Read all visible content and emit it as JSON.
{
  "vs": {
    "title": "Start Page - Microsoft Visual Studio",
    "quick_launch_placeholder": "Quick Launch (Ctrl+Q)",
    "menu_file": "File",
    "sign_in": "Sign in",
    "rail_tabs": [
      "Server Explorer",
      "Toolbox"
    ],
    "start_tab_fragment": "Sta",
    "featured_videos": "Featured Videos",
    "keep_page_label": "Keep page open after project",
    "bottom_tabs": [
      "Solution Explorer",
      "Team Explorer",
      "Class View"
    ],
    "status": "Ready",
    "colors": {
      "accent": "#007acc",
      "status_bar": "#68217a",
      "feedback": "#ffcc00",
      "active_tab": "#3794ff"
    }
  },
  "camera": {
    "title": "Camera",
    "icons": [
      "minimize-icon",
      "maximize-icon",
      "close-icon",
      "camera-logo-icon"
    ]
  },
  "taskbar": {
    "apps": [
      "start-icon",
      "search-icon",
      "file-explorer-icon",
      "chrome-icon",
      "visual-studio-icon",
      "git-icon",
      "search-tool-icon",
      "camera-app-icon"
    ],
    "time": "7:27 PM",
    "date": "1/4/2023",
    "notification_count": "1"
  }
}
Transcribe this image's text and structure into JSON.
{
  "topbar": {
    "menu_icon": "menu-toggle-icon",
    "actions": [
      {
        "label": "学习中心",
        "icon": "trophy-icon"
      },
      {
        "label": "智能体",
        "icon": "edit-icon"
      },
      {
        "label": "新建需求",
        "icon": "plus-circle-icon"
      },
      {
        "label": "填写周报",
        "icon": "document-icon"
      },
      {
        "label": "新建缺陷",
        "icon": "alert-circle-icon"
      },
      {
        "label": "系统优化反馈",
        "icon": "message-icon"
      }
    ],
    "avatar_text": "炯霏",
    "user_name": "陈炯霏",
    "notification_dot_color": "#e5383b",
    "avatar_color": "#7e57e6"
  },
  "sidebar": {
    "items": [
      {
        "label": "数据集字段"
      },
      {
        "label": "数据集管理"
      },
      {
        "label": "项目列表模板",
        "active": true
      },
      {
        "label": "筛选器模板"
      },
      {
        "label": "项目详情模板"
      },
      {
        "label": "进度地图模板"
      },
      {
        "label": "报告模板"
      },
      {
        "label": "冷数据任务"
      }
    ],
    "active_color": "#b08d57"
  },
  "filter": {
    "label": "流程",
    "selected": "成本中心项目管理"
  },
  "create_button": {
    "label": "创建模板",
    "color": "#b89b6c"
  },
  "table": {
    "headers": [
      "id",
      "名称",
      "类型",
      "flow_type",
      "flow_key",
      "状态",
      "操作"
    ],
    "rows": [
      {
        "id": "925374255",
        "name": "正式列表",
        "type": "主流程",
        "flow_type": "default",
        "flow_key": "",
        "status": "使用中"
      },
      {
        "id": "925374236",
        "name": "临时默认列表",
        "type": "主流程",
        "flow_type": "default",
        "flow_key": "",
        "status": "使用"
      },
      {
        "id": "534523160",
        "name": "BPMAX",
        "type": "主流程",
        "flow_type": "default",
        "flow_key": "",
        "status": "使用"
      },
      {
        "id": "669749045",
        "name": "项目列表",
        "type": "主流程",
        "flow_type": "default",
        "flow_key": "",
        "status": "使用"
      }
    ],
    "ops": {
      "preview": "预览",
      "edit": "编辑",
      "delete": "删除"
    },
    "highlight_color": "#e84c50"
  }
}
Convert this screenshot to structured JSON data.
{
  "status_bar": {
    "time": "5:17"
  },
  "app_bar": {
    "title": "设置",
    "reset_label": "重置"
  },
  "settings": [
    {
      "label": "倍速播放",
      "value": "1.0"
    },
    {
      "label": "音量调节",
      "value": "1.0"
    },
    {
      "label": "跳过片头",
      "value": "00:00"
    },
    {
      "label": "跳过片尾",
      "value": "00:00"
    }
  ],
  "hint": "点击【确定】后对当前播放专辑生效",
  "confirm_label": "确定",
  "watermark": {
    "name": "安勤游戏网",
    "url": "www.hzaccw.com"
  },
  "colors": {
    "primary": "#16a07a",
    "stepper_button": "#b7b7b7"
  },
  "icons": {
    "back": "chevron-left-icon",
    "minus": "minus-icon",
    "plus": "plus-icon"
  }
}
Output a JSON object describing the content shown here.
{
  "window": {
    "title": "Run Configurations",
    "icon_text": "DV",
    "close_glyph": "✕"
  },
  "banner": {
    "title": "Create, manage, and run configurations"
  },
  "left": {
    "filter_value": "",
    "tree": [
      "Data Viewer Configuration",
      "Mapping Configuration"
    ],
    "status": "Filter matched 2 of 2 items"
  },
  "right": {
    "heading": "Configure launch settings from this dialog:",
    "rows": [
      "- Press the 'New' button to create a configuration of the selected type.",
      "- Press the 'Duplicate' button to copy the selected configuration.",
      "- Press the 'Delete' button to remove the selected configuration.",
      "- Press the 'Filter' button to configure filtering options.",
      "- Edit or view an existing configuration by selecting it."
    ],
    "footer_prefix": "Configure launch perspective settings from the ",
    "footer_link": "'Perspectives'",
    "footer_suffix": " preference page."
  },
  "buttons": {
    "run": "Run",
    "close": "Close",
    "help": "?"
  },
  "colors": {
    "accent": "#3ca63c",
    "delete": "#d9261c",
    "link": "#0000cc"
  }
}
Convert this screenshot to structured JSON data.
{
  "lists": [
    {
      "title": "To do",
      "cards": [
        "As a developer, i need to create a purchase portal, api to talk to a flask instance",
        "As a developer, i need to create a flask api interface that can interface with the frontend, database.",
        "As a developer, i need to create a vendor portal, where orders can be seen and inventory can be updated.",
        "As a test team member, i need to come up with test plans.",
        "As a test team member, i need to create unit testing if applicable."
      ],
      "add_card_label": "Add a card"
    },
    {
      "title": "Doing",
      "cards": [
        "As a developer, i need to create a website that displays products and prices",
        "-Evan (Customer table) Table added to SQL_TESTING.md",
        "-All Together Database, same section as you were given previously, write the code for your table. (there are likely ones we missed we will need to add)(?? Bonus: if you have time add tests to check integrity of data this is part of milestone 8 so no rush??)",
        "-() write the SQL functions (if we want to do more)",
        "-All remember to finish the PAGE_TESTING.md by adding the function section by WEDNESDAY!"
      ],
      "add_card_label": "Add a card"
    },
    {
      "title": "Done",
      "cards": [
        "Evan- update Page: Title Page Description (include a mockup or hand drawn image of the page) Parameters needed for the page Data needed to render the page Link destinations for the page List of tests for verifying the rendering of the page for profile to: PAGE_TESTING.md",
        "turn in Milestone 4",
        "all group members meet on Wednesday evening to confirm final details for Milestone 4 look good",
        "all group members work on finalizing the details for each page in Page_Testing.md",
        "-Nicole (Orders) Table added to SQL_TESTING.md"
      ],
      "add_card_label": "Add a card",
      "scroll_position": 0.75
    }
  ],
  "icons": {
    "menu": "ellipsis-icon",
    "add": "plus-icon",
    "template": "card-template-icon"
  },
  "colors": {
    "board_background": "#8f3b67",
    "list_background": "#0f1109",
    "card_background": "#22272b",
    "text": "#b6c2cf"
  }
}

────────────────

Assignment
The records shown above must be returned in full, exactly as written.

Expected answer
Read all visible content and emit it as JSON.
{
  "vs": {
    "title": "Start Page - Microsoft Visual Studio",
    "quick_launch_placeholder": "Quick Launch (Ctrl+Q)",
    "menu_file": "File",
    "sign_in": "Sign in",
    "rail_tabs": [
      "Server Explorer",
      "Toolbox"
    ],
    "start_tab_fragment": "Sta",
    "featured_videos": "Featured Videos",
    "keep_page_label": "Keep page open after project",
    "bottom_tabs": [
      "Solution Explorer",
      "Team Explorer",
      "Class View"
    ],
    "status": "Ready",
    "colors": {
      "accent": "#007acc",
      "status_bar": "#68217a",
      "feedback": "#ffcc00",
      "active_tab": "#3794ff"
    }
  },
  "camera": {
    "title": "Camera",
    "icons": [
      "minimize-icon",
      "maximize-icon",
      "close-icon",
      "camera-logo-icon"
    ]
  },
  "taskbar": {
    "apps": [
      "start-icon",
      "search-icon",
      "file-explorer-icon",
      "chrome-icon",
      "visual-studio-icon",
      "git-icon",
      "search-tool-icon",
      "camera-app-icon"
    ],
    "time": "7:27 PM",
    "date": "1/4/2023",
    "notification_count": "1"
  }
}
Transcribe this image's text and structure into JSON.
{
  "topbar": {
    "menu_icon": "menu-toggle-icon",
    "actions": [
      {
        "label": "学习中心",
        "icon": "trophy-icon"
      },
      {
        "label": "智能体",
        "icon": "edit-icon"
      },
      {
        "label": "新建需求",
        "icon": "plus-circle-icon"
      },
      {
        "label": "填写周报",
        "icon": "document-icon"
      },
      {
        "label": "新建缺陷",
        "icon": "alert-circle-icon"
      },
      {
        "label": "系统优化反馈",
        "icon": "message-icon"
      }
    ],
    "avatar_text": "炯霏",
    "user_name": "陈炯霏",
    "notification_dot_color": "#e5383b",
    "avatar_color": "#7e57e6"
  },
  "sidebar": {
    "items": [
      {
        "label": "数据集字段"
      },
      {
        "label": "数据集管理"
      },
      {
        "label": "项目列表模板",
        "active": true
      },
      {
        "label": "筛选器模板"
      },
      {
        "label": "项目详情模板"
      },
      {
        "label": "进度地图模板"
      },
      {
        "label": "报告模板"
      },
      {
        "label": "冷数据任务"
      }
    ],
    "active_color": "#b08d57"
  },
  "filter": {
    "label": "流程",
    "selected": "成本中心项目管理"
  },
  "create_button": {
    "label": "创建模板",
    "color": "#b89b6c"
  },
  "table": {
    "headers": [
      "id",
      "名称",
      "类型",
      "flow_type",
      "flow_key",
      "状态",
      "操作"
    ],
    "rows": [
      {
        "id": "925374255",
        "name": "正式列表",
        "type": "主流程",
        "flow_type": "default",
        "flow_key": "",
        "status": "使用中"
      },
      {
        "id": "925374236",
        "name": "临时默认列表",
        "type": "主流程",
        "flow_type": "default",
        "flow_key": "",
        "status": "使用"
      },
      {
        "id": "534523160",
        "name": "BPMAX",
        "type": "主流程",
        "flow_type": "default",
        "flow_key": "",
        "status": "使用"
      },
      {
        "id": "669749045",
        "name": "项目列表",
        "type": "主流程",
        "flow_type": "default",
        "flow_key": "",
        "status": "使用"
      }
    ],
    "ops": {
      "preview": "预览",
      "edit": "编辑",
      "delete": "删除"
    },
    "highlight_color": "#e84c50"
  }
}
Convert this screenshot to structured JSON data.
{
  "status_bar": {
    "time": "5:17"
  },
  "app_bar": {
    "title": "设置",
    "reset_label": "重置"
  },
  "settings": [
    {
      "label": "倍速播放",
      "value": "1.0"
    },
    {
      "label": "音量调节",
      "value": "1.0"
    },
    {
      "label": "跳过片头",
      "value": "00:00"
    },
    {
      "label": "跳过片尾",
      "value": "00:00"
    }
  ],
  "hint": "点击【确定】后对当前播放专辑生效",
  "confirm_label": "确定",
  "watermark": {
    "name": "安勤游戏网",
    "url": "www.hzaccw.com"
  },
  "colors": {
    "primary": "#16a07a",
    "stepper_button": "#b7b7b7"
  },
  "icons": {
    "back": "chevron-left-icon",
    "minus": "minus-icon",
    "plus": "plus-icon"
  }
}
Output a JSON object describing the content shown here.
{
  "window": {
    "title": "Run Configurations",
    "icon_text": "DV",
    "close_glyph": "✕"
  },
  "banner": {
    "title": "Create, manage, and run configurations"
  },
  "left": {
    "filter_value": "",
    "tree": [
      "Data Viewer Configuration",
      "Mapping Configuration"
    ],
    "status": "Filter matched 2 of 2 items"
  },
  "right": {
    "heading": "Configure launch settings from this dialog:",
    "rows": [
      "- Press the 'New' button to create a configuration of the selected type.",
      "- Press the 'Duplicate' button to copy the selected configuration.",
      "- Press the 'Delete' button to remove the selected configuration.",
      "- Press the 'Filter' button to configure filtering options.",
      "- Edit or view an existing configuration by selecting it."
    ],
    "footer_prefix": "Configure launch perspective settings from the ",
    "footer_link": "'Perspectives'",
    "footer_suffix": " preference page."
  },
  "buttons": {
    "run": "Run",
    "close": "Close",
    "help": "?"
  },
  "colors": {
    "accent": "#3ca63c",
    "delete": "#d9261c",
    "link": "#0000cc"
  }
}
Convert this screenshot to structured JSON data.
{
  "lists": [
    {
      "title": "To do",
      "cards": [
        "As a developer, i need to create a purchase portal, api to talk to a flask instance",
        "As a developer, i need to create a flask api interface that can interface with the frontend, database.",
        "As a developer, i need to create a vendor portal, where orders can be seen and inventory can be updated.",
        "As a test team member, i need to come up with test plans.",
        "As a test team member, i need to create unit testing if applicable."
      ],
      "add_card_label": "Add a card"
    },
    {
      "title": "Doing",
      "cards": [
        "As a developer, i need to create a website that displays products and prices",
        "-Evan (Customer table) Table added to SQL_TESTING.md",
        "-All Together Database, same section as you were given previously, write the code for your table. (there are likely ones we missed we will need to add)(?? Bonus: if you have time add tests to check integrity of data this is part of milestone 8 so no rush??)",
        "-() write the SQL functions (if we want to do more)",
        "-All remember to finish the PAGE_TESTING.md by adding the function section by WEDNESDAY!"
      ],
      "add_card_label": "Add a card"
    },
    {
      "title": "Done",
      "cards": [
        "Evan- update Page: Title Page Description (include a mockup or hand drawn image of the page) Parameters needed for the page Data needed to render the page Link destinations for the page List of tests for verifying the rendering of the page for profile to: PAGE_TESTING.md",
        "turn in Milestone 4",
        "all group members meet on Wednesday evening to confirm final details for Milestone 4 look good",
        "all group members work on finalizing the details for each page in Page_Testing.md",
        "-Nicole (Orders) Table added to SQL_TESTING.md"
      ],
      "add_card_label": "Add a card",
      "scroll_position": 0.75
    }
  ],
  "icons": {
    "menu": "ellipsis-icon",
    "add": "plus-icon",
    "template": "card-template-icon"
  },
  "colors": {
    "board_background": "#8f3b67",
    "list_background": "#0f1109",
    "card_background": "#22272b",
    "text": "#b6c2cf"
  }
}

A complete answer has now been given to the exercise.